The study, titled “Coal Blooded: Putting Profits Before People,” evaluated 378 coal-fired power plants in the United States and rated them based on an Environmental Justice Performance Score, a multi-layered score based on environmental impact and the socioeconomic level and demographics of the affected populations. The score was based on the level of CO2 emissions, the level of NOX emissions, the total population within three miles of the plant, and the median income and percentage of people of color living within three miles of the plant. Of those 378 plants, 75 received a failing grade for Environmental Justice Performance.
While those 75 plants were scattered around the country and no doubt located in varying environments, the average per capita income of the residents living within three miles of the plants was 25 percent below state average, and approximately 53 percent were people of color.
The top 12 worst offenders in the study were found to be in Colorado, Connecticut, Illinois, Indiana, Michigan, New Jersey, New Mexico, Ohio and Wisconsin. These plants contributed 1.8 percent of the total power plant emissions, even though they only accounted for 0.8 percent of the total power plants in the country. Most shockingly, however, was that the average per capita income of the residents living within three miles of these plants was $14,626, more than $7,000 below the national average, and approximately 76 percent were people of color. According to the study, the best possible solution would be to close these twelve top offenders, stopping the emissions of carbon dioxide and nitrogen oxide into these disadvantaged communities.
The study goes on to make specific, concrete policy prescriptions. In addition to community organizing and advocacy, philanthropic organizations must support grassroots campaigns; policymakers must push for clean energy legislation; power companies and plant owners must take actions to safeguard citizens; and researchers must pay closer attention to the connections between energy production, human health, and the environment.

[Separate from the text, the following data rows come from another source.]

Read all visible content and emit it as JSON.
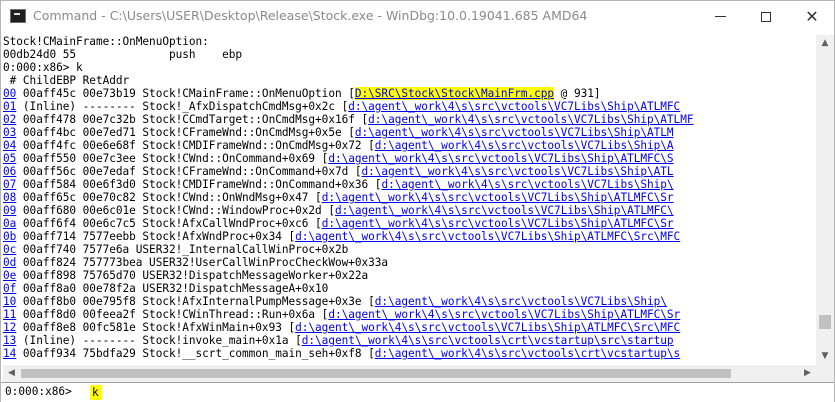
{
  "window": {
    "title": "Command - C:\\Users\\USER\\Desktop\\Release\\Stock.exe - WinDbg:10.0.19041.685 AMD64",
    "minimize_icon": "minimize-icon",
    "maximize_icon": "maximize-icon",
    "close_glyph": "✕"
  },
  "scrollbar": {
    "up": "▲",
    "down": "▼",
    "left": "◀",
    "right": "▶"
  },
  "output": {
    "pre_lines": [
      "Stock!CMainFrame::OnMenuOption:",
      "00db24d0 55              push    ebp",
      "0:000:x86> k",
      " # ChildEBP RetAddr"
    ],
    "frames": [
      {
        "num": "00",
        "ebp": "00aff45c",
        "ret": "00e73b19",
        "func": "Stock!CMainFrame::OnMenuOption",
        "src": "D:\\SRC\\Stock\\Stock\\MainFrm.cpp",
        "tail": " @ 931]"
      },
      {
        "num": "01",
        "ebp": "(Inline)",
        "ret": "--------",
        "func": "Stock!_AfxDispatchCmdMsg+0x2c",
        "src": "d:\\agent\\_work\\4\\s\\src\\vctools\\VC7Libs\\Ship\\ATLMFC",
        "tail": ""
      },
      {
        "num": "02",
        "ebp": "00aff478",
        "ret": "00e7c32b",
        "func": "Stock!CCmdTarget::OnCmdMsg+0x16f",
        "src": "d:\\agent\\_work\\4\\s\\src\\vctools\\VC7Libs\\Ship\\ATLMF",
        "tail": ""
      },
      {
        "num": "03",
        "ebp": "00aff4bc",
        "ret": "00e7ed71",
        "func": "Stock!CFrameWnd::OnCmdMsg+0x5e",
        "src": "d:\\agent\\_work\\4\\s\\src\\vctools\\VC7Libs\\Ship\\ATLM",
        "tail": ""
      },
      {
        "num": "04",
        "ebp": "00aff4fc",
        "ret": "00e6e68f",
        "func": "Stock!CMDIFrameWnd::OnCmdMsg+0x72",
        "src": "d:\\agent\\_work\\4\\s\\src\\vctools\\VC7Libs\\Ship\\A",
        "tail": ""
      },
      {
        "num": "05",
        "ebp": "00aff550",
        "ret": "00e7c3ee",
        "func": "Stock!CWnd::OnCommand+0x69",
        "src": "d:\\agent\\_work\\4\\s\\src\\vctools\\VC7Libs\\Ship\\ATLMFC\\S",
        "tail": ""
      },
      {
        "num": "06",
        "ebp": "00aff56c",
        "ret": "00e7edaf",
        "func": "Stock!CFrameWnd::OnCommand+0x7d",
        "src": "d:\\agent\\_work\\4\\s\\src\\vctools\\VC7Libs\\Ship\\ATL",
        "tail": ""
      },
      {
        "num": "07",
        "ebp": "00aff584",
        "ret": "00e6f3d0",
        "func": "Stock!CMDIFrameWnd::OnCommand+0x36",
        "src": "d:\\agent\\_work\\4\\s\\src\\vctools\\VC7Libs\\Ship\\",
        "tail": ""
      },
      {
        "num": "08",
        "ebp": "00aff65c",
        "ret": "00e70c82",
        "func": "Stock!CWnd::OnWndMsg+0x47",
        "src": "d:\\agent\\_work\\4\\s\\src\\vctools\\VC7Libs\\Ship\\ATLMFC\\Sr",
        "tail": ""
      },
      {
        "num": "09",
        "ebp": "00aff680",
        "ret": "00e6c01e",
        "func": "Stock!CWnd::WindowProc+0x2d",
        "src": "d:\\agent\\_work\\4\\s\\src\\vctools\\VC7Libs\\Ship\\ATLMFC\\",
        "tail": ""
      },
      {
        "num": "0a",
        "ebp": "00aff6f4",
        "ret": "00e6c7c5",
        "func": "Stock!AfxCallWndProc+0xc6",
        "src": "d:\\agent\\_work\\4\\s\\src\\vctools\\VC7Libs\\Ship\\ATLMFC\\Sr",
        "tail": ""
      },
      {
        "num": "0b",
        "ebp": "00aff714",
        "ret": "7577eebb",
        "func": "Stock!AfxWndProc+0x34",
        "src": "d:\\agent\\_work\\4\\s\\src\\vctools\\VC7Libs\\Ship\\ATLMFC\\Src\\MFC",
        "tail": ""
      },
      {
        "num": "0c",
        "ebp": "00aff740",
        "ret": "7577e6a",
        "func": "USER32!_InternalCallWinProc+0x2b",
        "src": "",
        "tail": ""
      },
      {
        "num": "0d",
        "ebp": "00aff824",
        "ret": "757773bea",
        "func": "USER32!UserCallWinProcCheckWow+0x33a",
        "src": "",
        "tail": ""
      },
      {
        "num": "0e",
        "ebp": "00aff898",
        "ret": "75765d70",
        "func": "USER32!DispatchMessageWorker+0x22a",
        "src": "",
        "tail": ""
      },
      {
        "num": "0f",
        "ebp": "00aff8a0",
        "ret": "00e78f2a",
        "func": "USER32!DispatchMessageA+0x10",
        "src": "",
        "tail": ""
      },
      {
        "num": "10",
        "ebp": "00aff8b0",
        "ret": "00e795f8",
        "func": "Stock!AfxInternalPumpMessage+0x3e",
        "src": "d:\\agent\\_work\\4\\s\\src\\vctools\\VC7Libs\\Ship\\",
        "tail": ""
      },
      {
        "num": "11",
        "ebp": "00aff8d0",
        "ret": "00feea2f",
        "func": "Stock!CWinThread::Run+0x6a",
        "src": "d:\\agent\\_work\\4\\s\\src\\vctools\\VC7Libs\\Ship\\ATLMFC\\Sr",
        "tail": ""
      },
      {
        "num": "12",
        "ebp": "00aff8e8",
        "ret": "00fc581e",
        "func": "Stock!AfxWinMain+0x93",
        "src": "d:\\agent\\_work\\4\\s\\src\\vctools\\VC7Libs\\Ship\\ATLMFC\\Src\\MFC",
        "tail": ""
      },
      {
        "num": "13",
        "ebp": "(Inline)",
        "ret": "--------",
        "func": "Stock!invoke_main+0x1a",
        "src": "d:\\agent\\_work\\4\\s\\src\\vctools\\crt\\vcstartup\\src\\startup",
        "tail": ""
      },
      {
        "num": "14",
        "ebp": "00aff934",
        "ret": "75bdfa29",
        "func": "Stock!__scrt_common_main_seh+0xf8",
        "src": "d:\\agent\\_work\\4\\s\\src\\vctools\\crt\\vcstartup\\s",
        "tail": ""
      }
    ]
  },
  "command": {
    "prompt": "0:000:x86>",
    "value": "k",
    "highlight_color": "#ffff00"
  },
  "colors": {
    "link": "#0000ee",
    "highlight": "#ffff00",
    "text": "#000000",
    "title_text": "#8a8a8a"
  }
}
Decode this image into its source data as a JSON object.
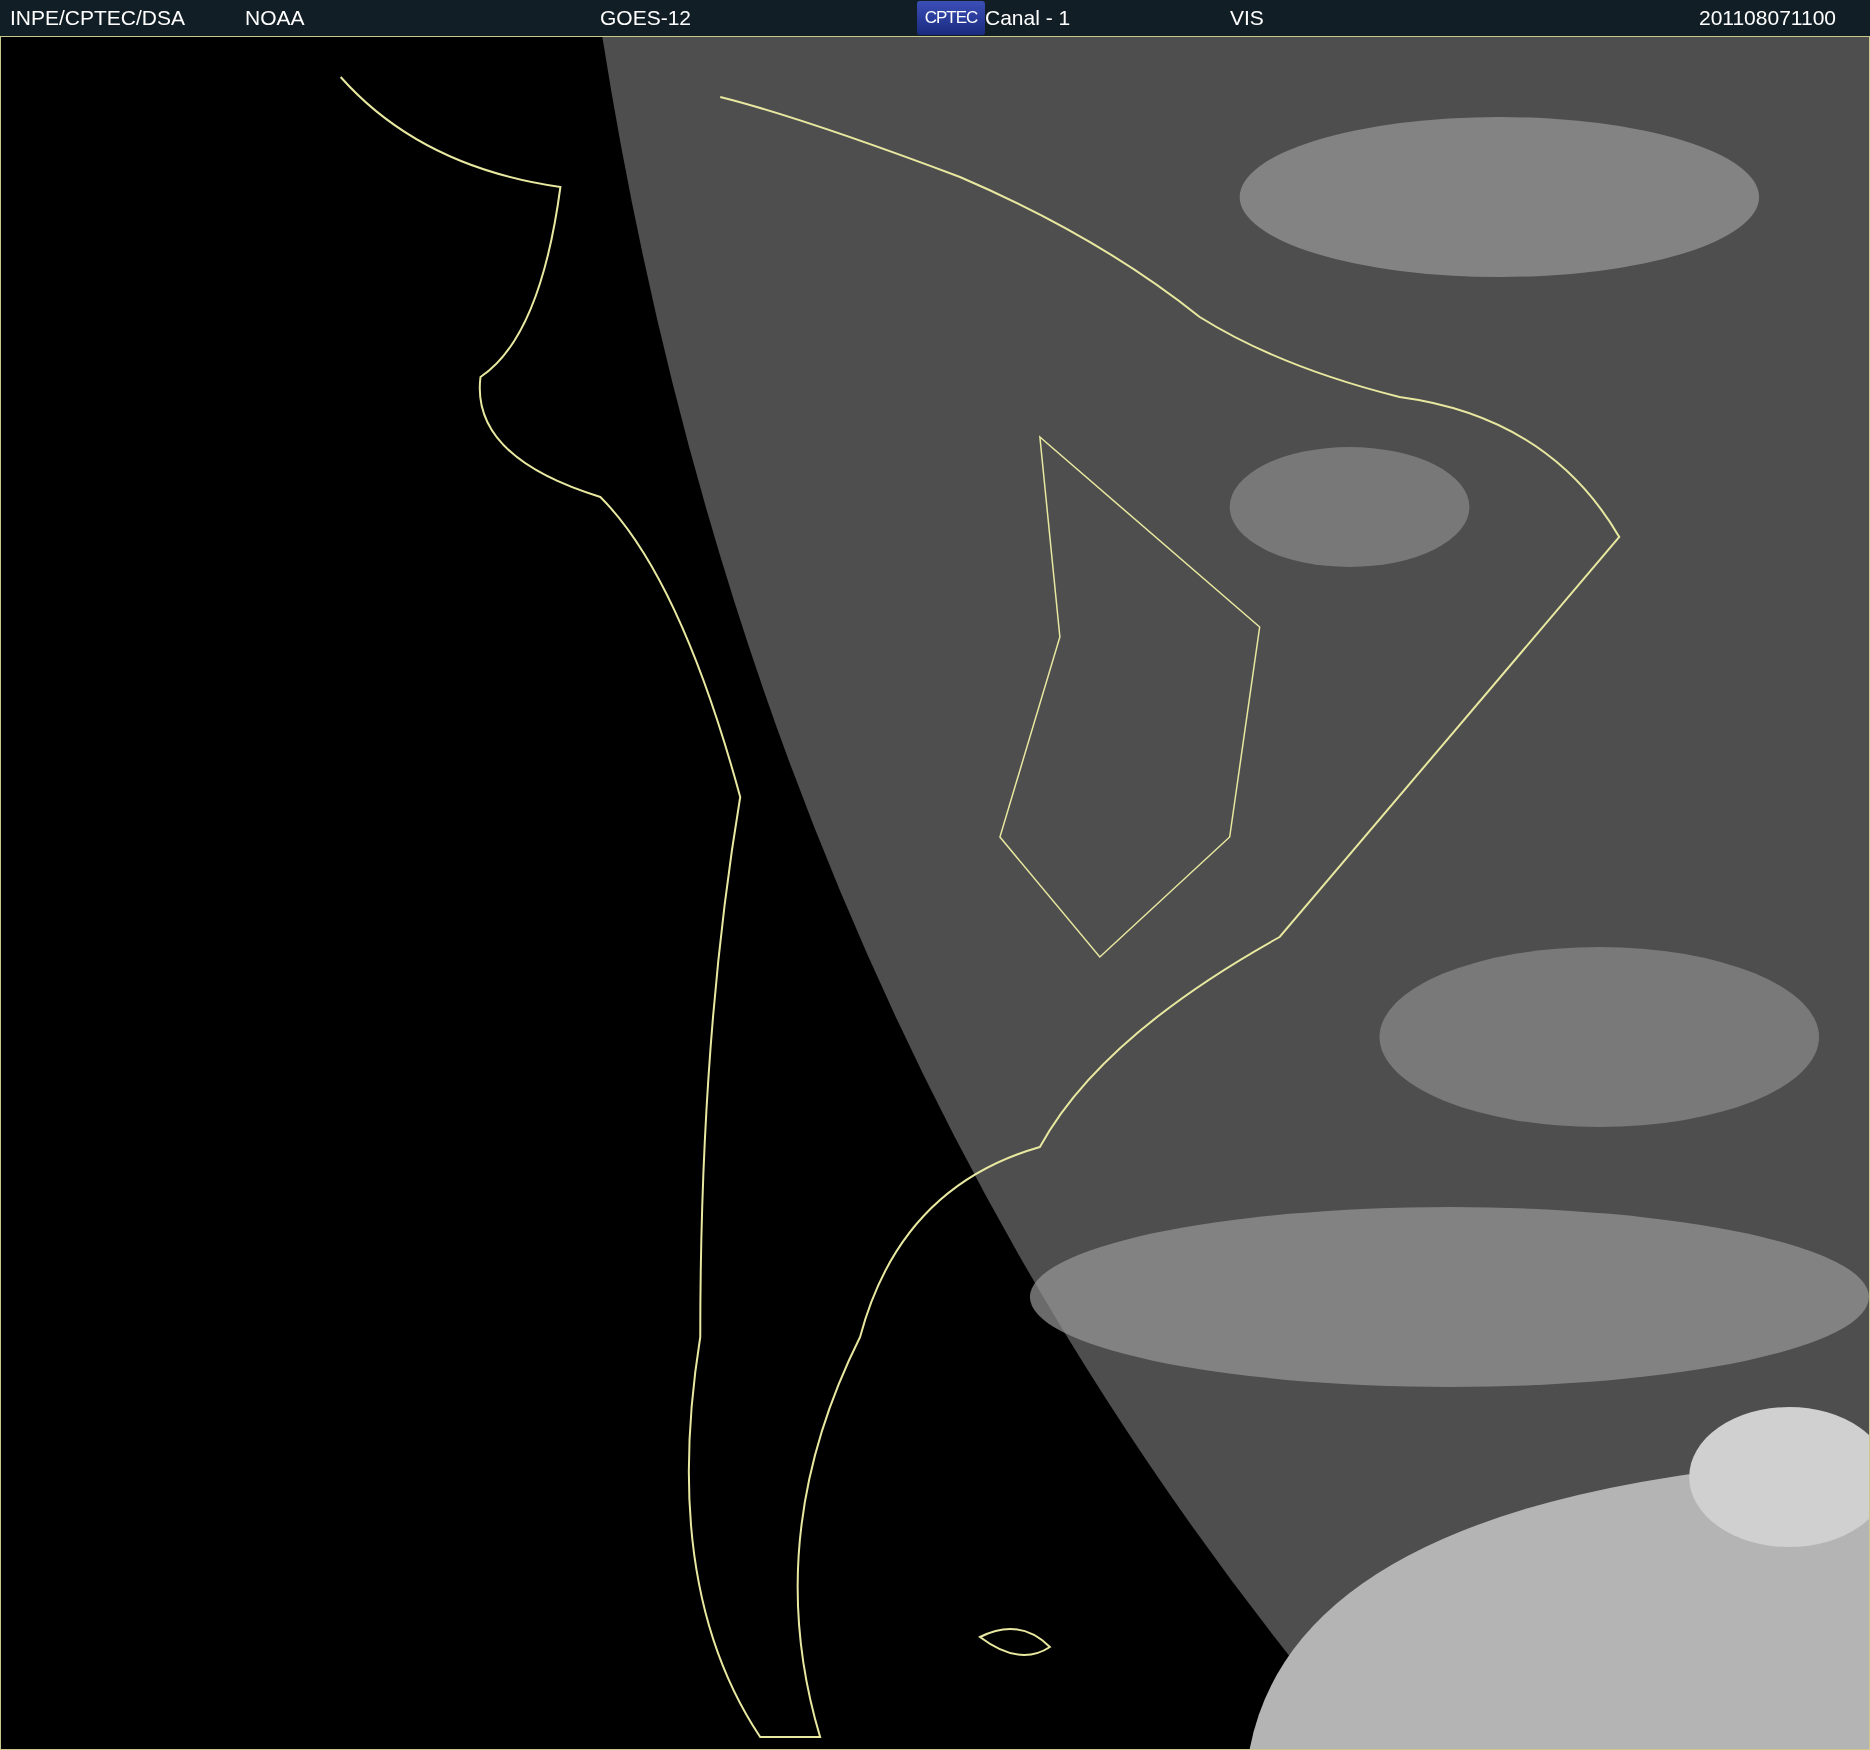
{
  "header": {
    "items": [
      {
        "kind": "text",
        "text": "INPE/CPTEC/DSA"
      },
      {
        "kind": "text",
        "text": "NOAA"
      },
      {
        "kind": "text",
        "text": "GOES-12"
      },
      {
        "kind": "logo",
        "text": "CPTEC"
      },
      {
        "kind": "text",
        "text": "Canal - 1"
      },
      {
        "kind": "text",
        "text": "VIS"
      },
      {
        "kind": "text",
        "text": "201108071100"
      }
    ]
  }
}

The conclusion of the report, however, holds the strongest recommendation, and likely to be the most beneficial: Close all 75 power plants that received a failing Environmental Justice Performance score. Closing these plants, it claims, would only decrease power production in the U.S. by 8 percent, a gap that could easily be filled by energy conservation and renewable energy production. The report also highlights the need to provide financial support for low-income housing and for homeowners to invest in clean energy. The report also finds that closing these 75 plants would significantly decrease the number of hospitalizations and illnesses in the surrounding communities, giving a boost to public health in the area.
For citizens and organizers who want to help lead the charge, the NAACP Environmental and Climate Justice Program has created an action toolkit that provides resources to empower and mobilize these communities.